In order to improve recognition and assessment of insomnia in family practice settings, a multifaceted approach addressing both clinician- and patient-factors is likely to be more effective than a single intervention [58, 59]. Given the barriers include the Environmental Context specifically, suggested targets for improvement may include: increased awareness within the environment/clinic setting itself (e.g., chart reminders for physicians and infographic resources on the importance of discussing insomnia symptoms for patients); the provision of professional development resources and/or journal articles for physicians [41], increased education and training of those in primary care [17], and/or opportunities for brief interventions given the time barrier faced by those in family practice.
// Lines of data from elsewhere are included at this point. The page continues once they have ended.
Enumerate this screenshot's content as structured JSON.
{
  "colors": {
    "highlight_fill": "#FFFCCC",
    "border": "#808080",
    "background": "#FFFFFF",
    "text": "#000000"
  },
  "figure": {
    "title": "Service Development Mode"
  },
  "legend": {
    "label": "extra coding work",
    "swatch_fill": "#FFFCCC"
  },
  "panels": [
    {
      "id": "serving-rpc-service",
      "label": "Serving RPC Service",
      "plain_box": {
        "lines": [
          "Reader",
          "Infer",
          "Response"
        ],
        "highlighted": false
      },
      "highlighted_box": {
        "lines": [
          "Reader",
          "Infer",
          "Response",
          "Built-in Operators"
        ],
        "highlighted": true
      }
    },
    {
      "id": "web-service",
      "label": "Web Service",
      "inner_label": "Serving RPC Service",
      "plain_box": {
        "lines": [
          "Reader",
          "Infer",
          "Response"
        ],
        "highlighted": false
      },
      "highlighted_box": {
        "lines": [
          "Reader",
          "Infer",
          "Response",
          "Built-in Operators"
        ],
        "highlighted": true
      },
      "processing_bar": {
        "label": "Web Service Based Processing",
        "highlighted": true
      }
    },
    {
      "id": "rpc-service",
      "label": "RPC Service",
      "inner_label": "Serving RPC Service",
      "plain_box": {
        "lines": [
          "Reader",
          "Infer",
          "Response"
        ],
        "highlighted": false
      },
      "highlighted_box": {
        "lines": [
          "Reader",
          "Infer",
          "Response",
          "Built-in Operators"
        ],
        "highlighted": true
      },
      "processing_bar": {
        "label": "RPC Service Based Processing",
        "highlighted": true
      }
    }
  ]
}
For example, while > 80% of patients who had used a sleep medication would prefer a non-pharmacological treatment, many were not offered an alternative [46]. However, both a simplified sleep restriction intervention (which forms one part of CBTi) [60], and a shortened 5-session brief CBTi trial were found to increase both sleep quality and decrease insomnia symptoms during a 6-month trial [61].

A further avenue to overcome these barriers may include online competency training in sleep medicine which has proven effective for medical students [62], and could provide an avenue for continued training or professional development of physicians as part of continued professional development [63]. Indeed, a current trial is investigating whether use of i-Sleep, a guided online intervention will be feasible and effective for treating insomnia in primary care [64].

Limitations and future directions

The TDF has been used extensively in health-related research [31], with an identified strength being its usefulness to researchers and practitioners from many disciplines. However, a limitation acknowledged in guidelines for the application of the TDF include that no formal guidance exists on how to apply the TDF. However, in the present article we present a strong rationale based on both literature and clinical acumen that the prevalence of insomnia symptoms encountered in family practice is high, yet as a disorder it remains largely under-recognised, and that the TDF provides an opportunity to synthesise knowledge in this area, allowing for relevant summaries of reported barriers and facilitators to promote progress and facilitate shared understanding. Future studies could examine the value of using narrative reviews along with frameworks such as the TDF to identify potential barriers and develop strategies to overcome these. Whilst undertaking specific qualitative studies provides in-depth understanding of the potential barriers, where there is substantial body of existing work that describes such barriers and facilitators it is a more responsible use of research to interrogate this data first.

Additionally, the application of the TDF does not allow for ranking or grading of studies based on their strengths and limitations. Future studies in this area should examine whether similar barriers and facilitators to other sleep disorders exist within family practice, and whether other allied health professionals (e.g., psychologists, social workers) encounter the same or different barriers to the recognition of insomnia to examine the generalisability of our findings.


Despite the high prevalence of insomnia symptoms encountered in family practice, as a disorder it remains largely under-recognised, underdiagnosed, and undertreated. The present article has identified barriers to the recognition of insomnia centred on the clinician and the patient using the TDF. By focussing on the diagnosis of insomnia, this article bridges a gap between the identification and management of insomnia within the family practice setting and provides a useful resource for clinicians.